• Stored items
*****

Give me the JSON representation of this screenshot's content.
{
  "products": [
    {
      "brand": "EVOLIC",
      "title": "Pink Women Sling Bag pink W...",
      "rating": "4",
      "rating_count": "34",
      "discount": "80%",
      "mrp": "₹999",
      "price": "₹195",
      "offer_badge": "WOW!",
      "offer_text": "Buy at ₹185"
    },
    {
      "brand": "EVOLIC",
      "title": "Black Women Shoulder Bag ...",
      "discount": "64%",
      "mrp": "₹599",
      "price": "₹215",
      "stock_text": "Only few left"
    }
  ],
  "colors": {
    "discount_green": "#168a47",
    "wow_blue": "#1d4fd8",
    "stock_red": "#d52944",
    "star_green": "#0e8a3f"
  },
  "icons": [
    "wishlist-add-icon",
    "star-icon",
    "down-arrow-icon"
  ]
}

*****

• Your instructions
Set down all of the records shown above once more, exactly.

• Solution for this task
Give me the JSON representation of this screenshot's content.
{
  "products": [
    {
      "brand": "EVOLIC",
      "title": "Pink Women Sling Bag pink W...",
      "rating": "4",
      "rating_count": "34",
      "discount": "80%",
      "mrp": "₹999",
      "price": "₹195",
      "offer_badge": "WOW!",
      "offer_text": "Buy at ₹185"
    },
    {
      "brand": "EVOLIC",
      "title": "Black Women Shoulder Bag ...",
      "discount": "64%",
      "mrp": "₹599",
      "price": "₹215",
      "stock_text": "Only few left"
    }
  ],
  "colors": {
    "discount_green": "#168a47",
    "wow_blue": "#1d4fd8",
    "stock_red": "#d52944",
    "star_green": "#0e8a3f"
  },
  "icons": [
    "wishlist-add-icon",
    "star-icon",
    "down-arrow-icon"
  ]
}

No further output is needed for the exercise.